● Problem to work on
Among the entries that follow, how many lines contain the string "JSON"? Write the number alone.

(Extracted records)
◇ ◇ ◇ ◇ ◇ ◇ ◇
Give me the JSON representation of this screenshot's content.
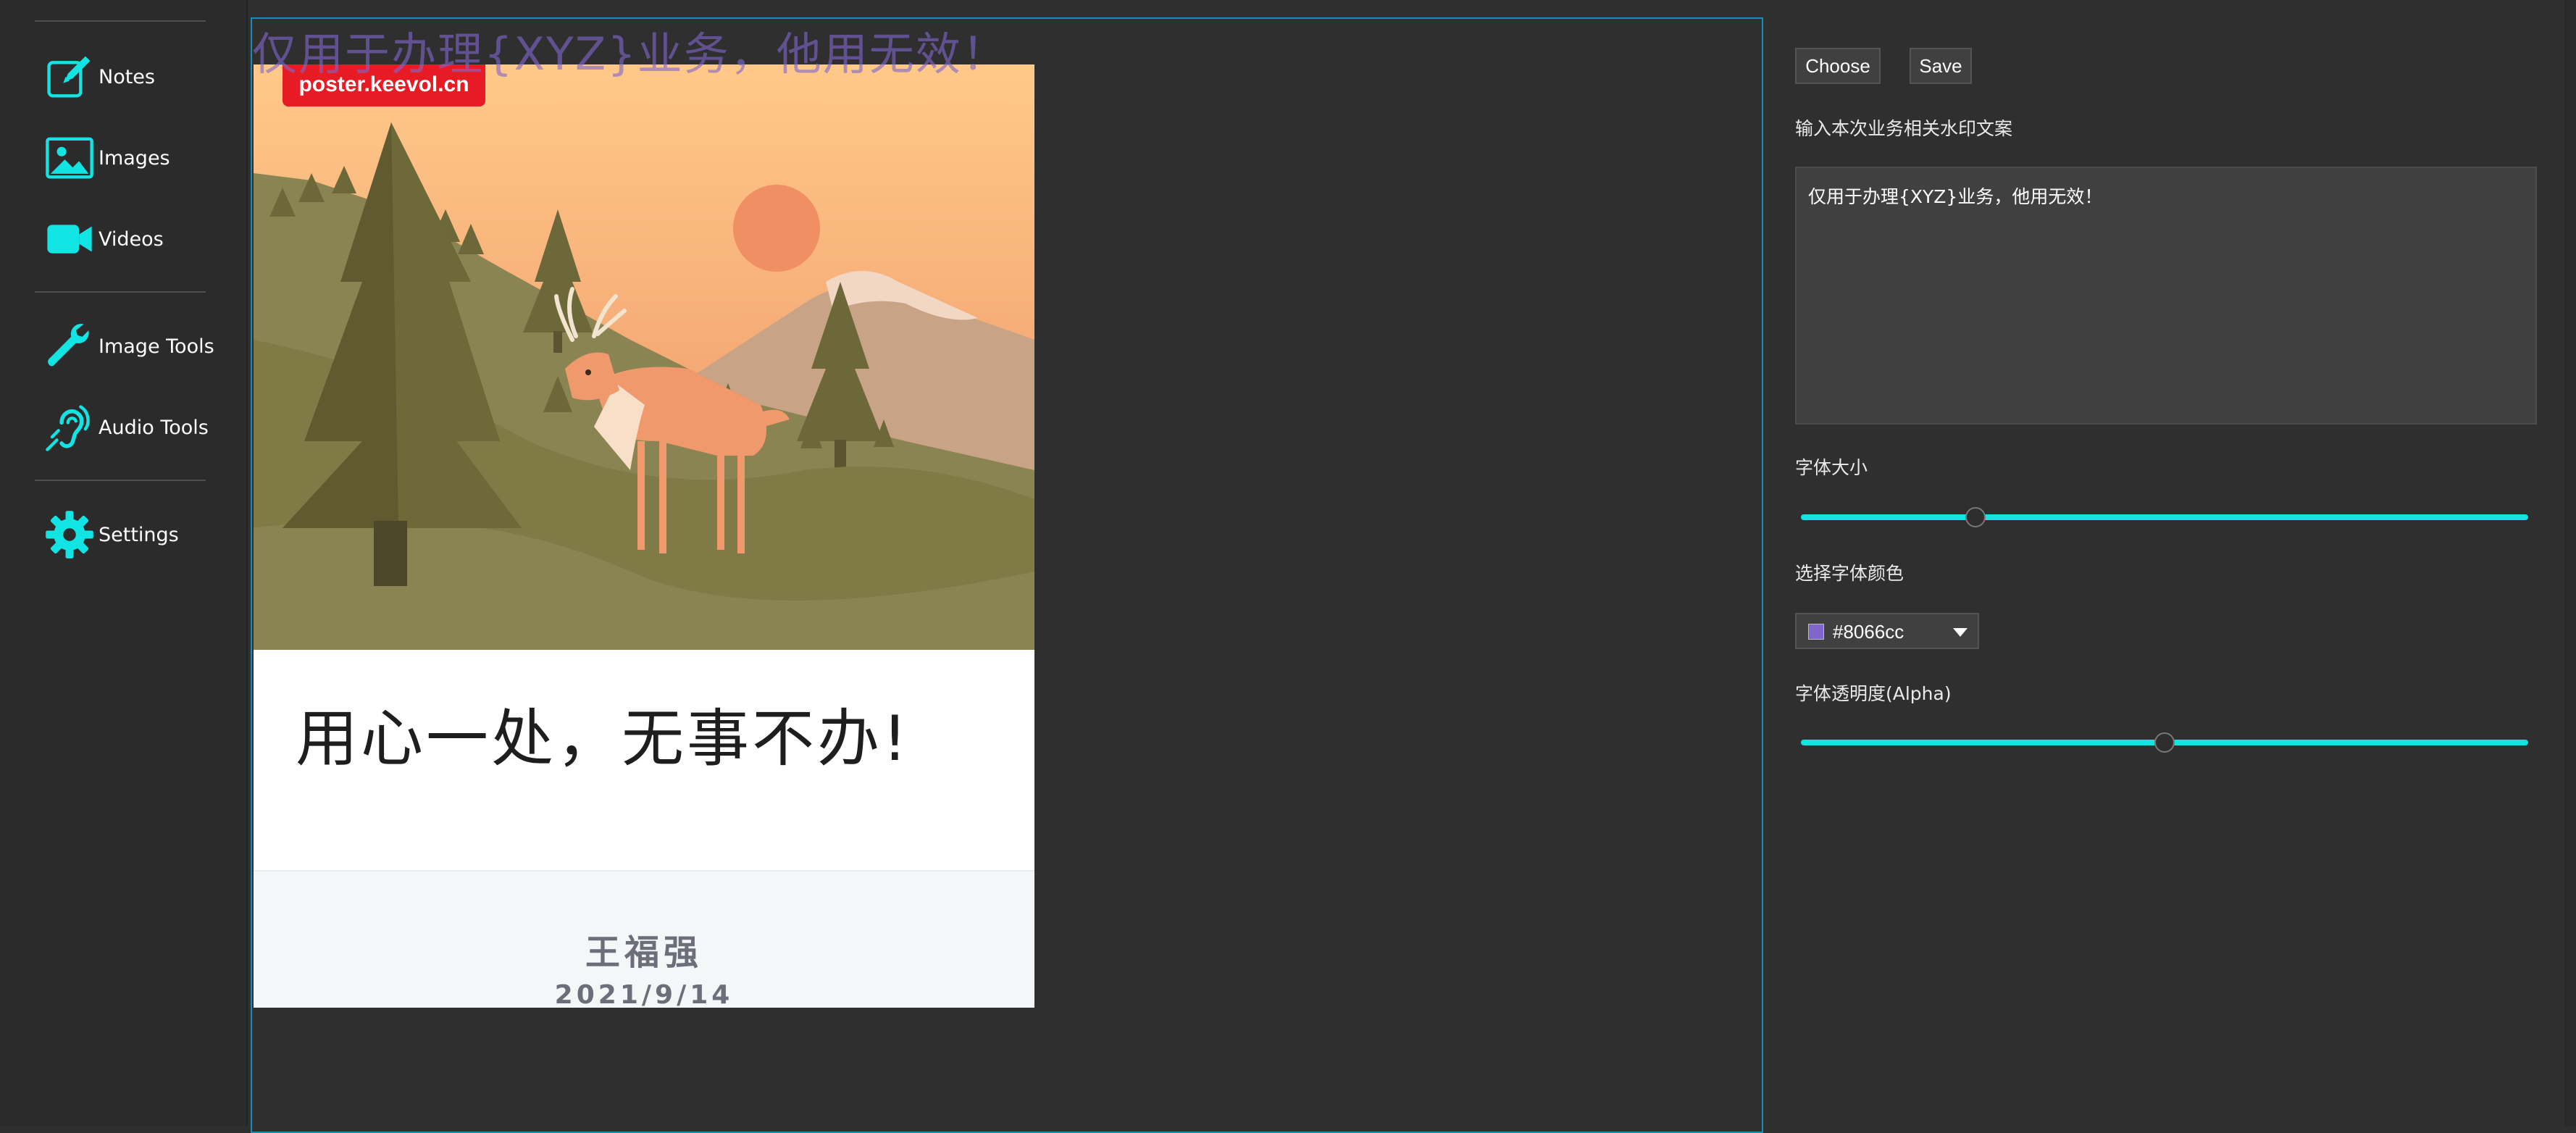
{
  "sidebar": {
    "items": [
      {
        "label": "Notes",
        "icon": "notes-icon"
      },
      {
        "label": "Images",
        "icon": "image-icon"
      },
      {
        "label": "Videos",
        "icon": "video-icon"
      },
      {
        "label": "Image Tools",
        "icon": "wrench-icon"
      },
      {
        "label": "Audio Tools",
        "icon": "hearing-icon"
      },
      {
        "label": "Settings",
        "icon": "gear-icon"
      }
    ]
  },
  "canvas": {
    "watermark_text": "仅用于办理{XYZ}业务，他用无效！",
    "poster": {
      "site_badge": "poster.keevol.cn",
      "headline": "用心一处，无事不办!",
      "author": "王福强",
      "date": "2021/9/14"
    }
  },
  "panel": {
    "choose_label": "Choose",
    "save_label": "Save",
    "watermark_label": "输入本次业务相关水印文案",
    "watermark_value": "仅用于办理{XYZ}业务，他用无效！",
    "font_size_label": "字体大小",
    "font_size_fraction": 0.24,
    "font_color_label": "选择字体颜色",
    "font_color_value": "#8066cc",
    "alpha_label": "字体透明度(Alpha)",
    "alpha_fraction": 0.5
  },
  "colors": {
    "accent": "#12e3e3",
    "watermark": "#8066cc",
    "badge": "#e71b23",
    "canvas_border": "#1a8bb8"
  }
}
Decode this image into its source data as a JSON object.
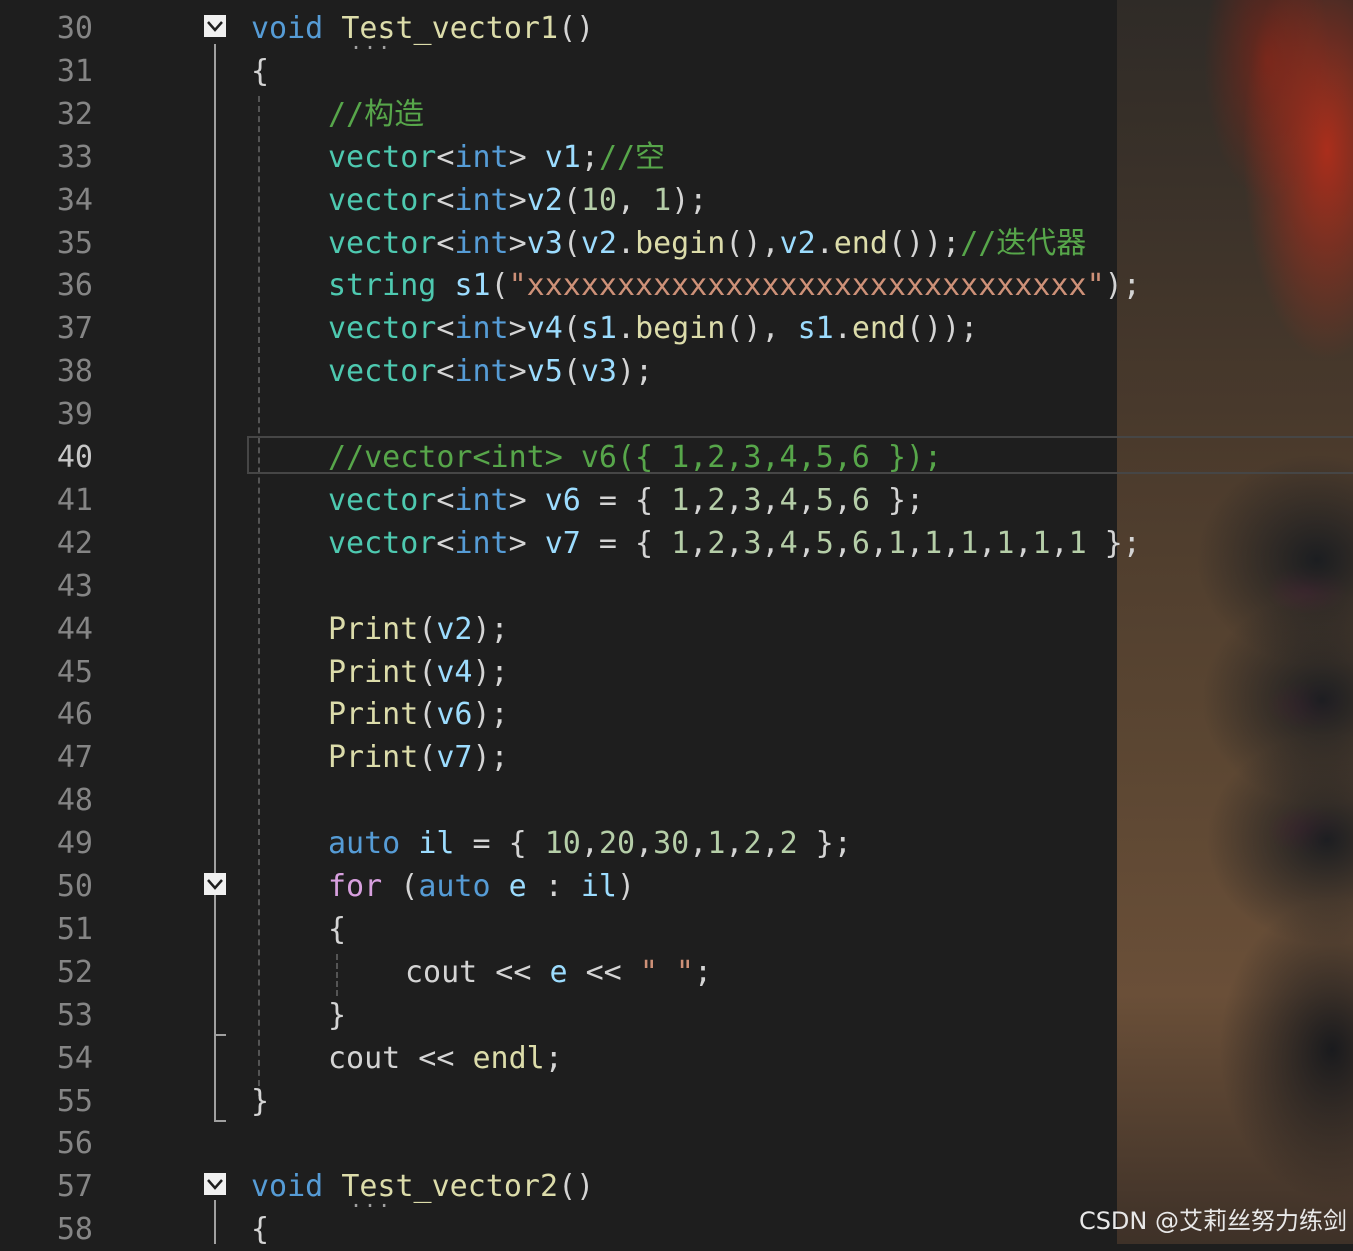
{
  "editor": {
    "lines": [
      {
        "n": "30",
        "indent": 0,
        "tokens": [
          [
            "kw",
            "void"
          ],
          [
            "pu",
            " "
          ],
          [
            "fn",
            "Test_vector1"
          ],
          [
            "pu",
            "()"
          ]
        ]
      },
      {
        "n": "31",
        "indent": 0,
        "tokens": [
          [
            "pu",
            "{"
          ]
        ]
      },
      {
        "n": "32",
        "indent": 1,
        "tokens": [
          [
            "cm",
            "//构造"
          ]
        ]
      },
      {
        "n": "33",
        "indent": 1,
        "tokens": [
          [
            "ty",
            "vector"
          ],
          [
            "pu",
            "<"
          ],
          [
            "kw",
            "int"
          ],
          [
            "pu",
            "> "
          ],
          [
            "var",
            "v1"
          ],
          [
            "pu",
            ";"
          ],
          [
            "cm",
            "//空"
          ]
        ]
      },
      {
        "n": "34",
        "indent": 1,
        "tokens": [
          [
            "ty",
            "vector"
          ],
          [
            "pu",
            "<"
          ],
          [
            "kw",
            "int"
          ],
          [
            "pu",
            ">"
          ],
          [
            "var",
            "v2"
          ],
          [
            "pu",
            "("
          ],
          [
            "num",
            "10"
          ],
          [
            "pu",
            ", "
          ],
          [
            "num",
            "1"
          ],
          [
            "pu",
            ");"
          ]
        ]
      },
      {
        "n": "35",
        "indent": 1,
        "tokens": [
          [
            "ty",
            "vector"
          ],
          [
            "pu",
            "<"
          ],
          [
            "kw",
            "int"
          ],
          [
            "pu",
            ">"
          ],
          [
            "var",
            "v3"
          ],
          [
            "pu",
            "("
          ],
          [
            "var",
            "v2"
          ],
          [
            "pu",
            "."
          ],
          [
            "fn",
            "begin"
          ],
          [
            "pu",
            "(),"
          ],
          [
            "var",
            "v2"
          ],
          [
            "pu",
            "."
          ],
          [
            "fn",
            "end"
          ],
          [
            "pu",
            "());"
          ],
          [
            "cm",
            "//迭代器"
          ]
        ]
      },
      {
        "n": "36",
        "indent": 1,
        "tokens": [
          [
            "ty",
            "string"
          ],
          [
            "pu",
            " "
          ],
          [
            "var",
            "s1"
          ],
          [
            "pu",
            "("
          ],
          [
            "str",
            "\"xxxxxxxxxxxxxxxxxxxxxxxxxxxxxxx\""
          ],
          [
            "pu",
            ");"
          ]
        ]
      },
      {
        "n": "37",
        "indent": 1,
        "tokens": [
          [
            "ty",
            "vector"
          ],
          [
            "pu",
            "<"
          ],
          [
            "kw",
            "int"
          ],
          [
            "pu",
            ">"
          ],
          [
            "var",
            "v4"
          ],
          [
            "pu",
            "("
          ],
          [
            "var",
            "s1"
          ],
          [
            "pu",
            "."
          ],
          [
            "fn",
            "begin"
          ],
          [
            "pu",
            "(), "
          ],
          [
            "var",
            "s1"
          ],
          [
            "pu",
            "."
          ],
          [
            "fn",
            "end"
          ],
          [
            "pu",
            "());"
          ]
        ]
      },
      {
        "n": "38",
        "indent": 1,
        "tokens": [
          [
            "ty",
            "vector"
          ],
          [
            "pu",
            "<"
          ],
          [
            "kw",
            "int"
          ],
          [
            "pu",
            ">"
          ],
          [
            "var",
            "v5"
          ],
          [
            "pu",
            "("
          ],
          [
            "var",
            "v3"
          ],
          [
            "pu",
            ");"
          ]
        ]
      },
      {
        "n": "39",
        "indent": 1,
        "tokens": []
      },
      {
        "n": "40",
        "indent": 1,
        "tokens": [
          [
            "cm",
            "//vector<int> v6({ 1,2,3,4,5,6 });"
          ]
        ]
      },
      {
        "n": "41",
        "indent": 1,
        "tokens": [
          [
            "ty",
            "vector"
          ],
          [
            "pu",
            "<"
          ],
          [
            "kw",
            "int"
          ],
          [
            "pu",
            "> "
          ],
          [
            "var",
            "v6"
          ],
          [
            "pu",
            " = { "
          ],
          [
            "num",
            "1"
          ],
          [
            "pu",
            ","
          ],
          [
            "num",
            "2"
          ],
          [
            "pu",
            ","
          ],
          [
            "num",
            "3"
          ],
          [
            "pu",
            ","
          ],
          [
            "num",
            "4"
          ],
          [
            "pu",
            ","
          ],
          [
            "num",
            "5"
          ],
          [
            "pu",
            ","
          ],
          [
            "num",
            "6"
          ],
          [
            "pu",
            " };"
          ]
        ]
      },
      {
        "n": "42",
        "indent": 1,
        "tokens": [
          [
            "ty",
            "vector"
          ],
          [
            "pu",
            "<"
          ],
          [
            "kw",
            "int"
          ],
          [
            "pu",
            "> "
          ],
          [
            "var",
            "v7"
          ],
          [
            "pu",
            " = { "
          ],
          [
            "num",
            "1"
          ],
          [
            "pu",
            ","
          ],
          [
            "num",
            "2"
          ],
          [
            "pu",
            ","
          ],
          [
            "num",
            "3"
          ],
          [
            "pu",
            ","
          ],
          [
            "num",
            "4"
          ],
          [
            "pu",
            ","
          ],
          [
            "num",
            "5"
          ],
          [
            "pu",
            ","
          ],
          [
            "num",
            "6"
          ],
          [
            "pu",
            ","
          ],
          [
            "num",
            "1"
          ],
          [
            "pu",
            ","
          ],
          [
            "num",
            "1"
          ],
          [
            "pu",
            ","
          ],
          [
            "num",
            "1"
          ],
          [
            "pu",
            ","
          ],
          [
            "num",
            "1"
          ],
          [
            "pu",
            ","
          ],
          [
            "num",
            "1"
          ],
          [
            "pu",
            ","
          ],
          [
            "num",
            "1"
          ],
          [
            "pu",
            " };"
          ]
        ]
      },
      {
        "n": "43",
        "indent": 1,
        "tokens": []
      },
      {
        "n": "44",
        "indent": 1,
        "tokens": [
          [
            "fn",
            "Print"
          ],
          [
            "pu",
            "("
          ],
          [
            "var",
            "v2"
          ],
          [
            "pu",
            ");"
          ]
        ]
      },
      {
        "n": "45",
        "indent": 1,
        "tokens": [
          [
            "fn",
            "Print"
          ],
          [
            "pu",
            "("
          ],
          [
            "var",
            "v4"
          ],
          [
            "pu",
            ");"
          ]
        ]
      },
      {
        "n": "46",
        "indent": 1,
        "tokens": [
          [
            "fn",
            "Print"
          ],
          [
            "pu",
            "("
          ],
          [
            "var",
            "v6"
          ],
          [
            "pu",
            ");"
          ]
        ]
      },
      {
        "n": "47",
        "indent": 1,
        "tokens": [
          [
            "fn",
            "Print"
          ],
          [
            "pu",
            "("
          ],
          [
            "var",
            "v7"
          ],
          [
            "pu",
            ");"
          ]
        ]
      },
      {
        "n": "48",
        "indent": 1,
        "tokens": []
      },
      {
        "n": "49",
        "indent": 1,
        "tokens": [
          [
            "kw",
            "auto"
          ],
          [
            "pu",
            " "
          ],
          [
            "var",
            "il"
          ],
          [
            "pu",
            " = { "
          ],
          [
            "num",
            "10"
          ],
          [
            "pu",
            ","
          ],
          [
            "num",
            "20"
          ],
          [
            "pu",
            ","
          ],
          [
            "num",
            "30"
          ],
          [
            "pu",
            ","
          ],
          [
            "num",
            "1"
          ],
          [
            "pu",
            ","
          ],
          [
            "num",
            "2"
          ],
          [
            "pu",
            ","
          ],
          [
            "num",
            "2"
          ],
          [
            "pu",
            " };"
          ]
        ]
      },
      {
        "n": "50",
        "indent": 1,
        "tokens": [
          [
            "ctl",
            "for"
          ],
          [
            "pu",
            " ("
          ],
          [
            "kw",
            "auto"
          ],
          [
            "pu",
            " "
          ],
          [
            "var",
            "e"
          ],
          [
            "pu",
            " : "
          ],
          [
            "var",
            "il"
          ],
          [
            "pu",
            ")"
          ]
        ]
      },
      {
        "n": "51",
        "indent": 1,
        "tokens": [
          [
            "pu",
            "{"
          ]
        ]
      },
      {
        "n": "52",
        "indent": 2,
        "tokens": [
          [
            "id",
            "cout"
          ],
          [
            "pu",
            " << "
          ],
          [
            "var",
            "e"
          ],
          [
            "pu",
            " << "
          ],
          [
            "str",
            "\" \""
          ],
          [
            "pu",
            ";"
          ]
        ]
      },
      {
        "n": "53",
        "indent": 1,
        "tokens": [
          [
            "pu",
            "}"
          ]
        ]
      },
      {
        "n": "54",
        "indent": 1,
        "tokens": [
          [
            "id",
            "cout"
          ],
          [
            "pu",
            " << "
          ],
          [
            "fn",
            "endl"
          ],
          [
            "pu",
            ";"
          ]
        ]
      },
      {
        "n": "55",
        "indent": 0,
        "tokens": [
          [
            "pu",
            "}"
          ]
        ]
      },
      {
        "n": "56",
        "indent": 0,
        "tokens": []
      },
      {
        "n": "57",
        "indent": 0,
        "tokens": [
          [
            "kw",
            "void"
          ],
          [
            "pu",
            " "
          ],
          [
            "fn",
            "Test_vector2"
          ],
          [
            "pu",
            "()"
          ]
        ]
      },
      {
        "n": "58",
        "indent": 0,
        "tokens": [
          [
            "pu",
            "{"
          ]
        ]
      }
    ],
    "current_line": "40"
  },
  "colors": {
    "background": "#1e1e1e",
    "keyword": "#569cd6",
    "type": "#4ec9b0",
    "function": "#dcdcaa",
    "variable": "#9cdcfe",
    "number": "#b5cea8",
    "string": "#ce9178",
    "comment": "#57a64a",
    "control": "#d8a0df"
  },
  "watermark": "CSDN @艾莉丝努力练剑"
}
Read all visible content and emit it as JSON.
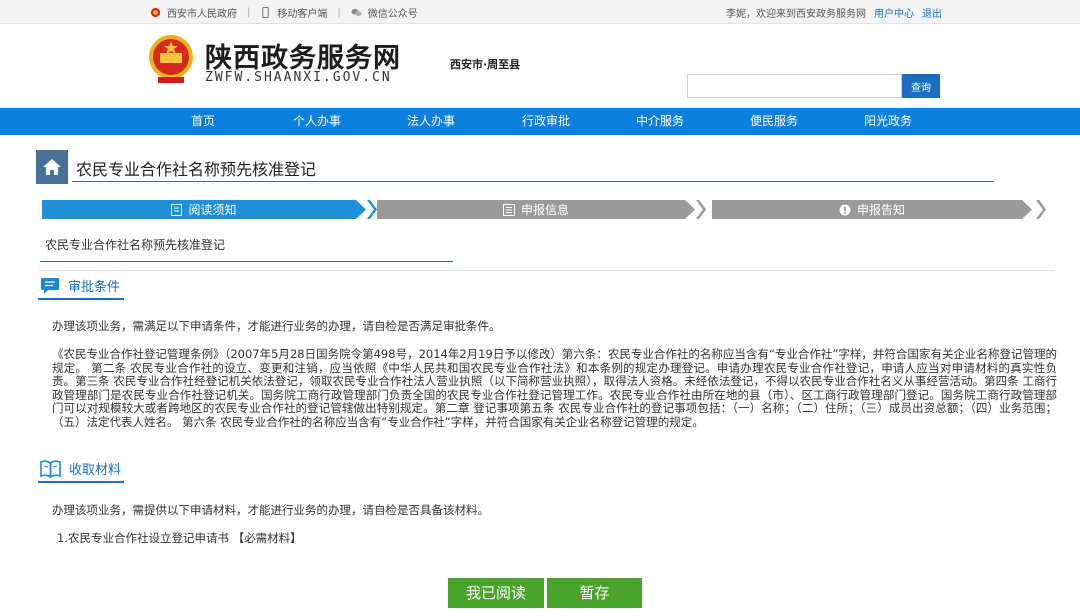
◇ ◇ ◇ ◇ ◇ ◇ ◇
● Answer
3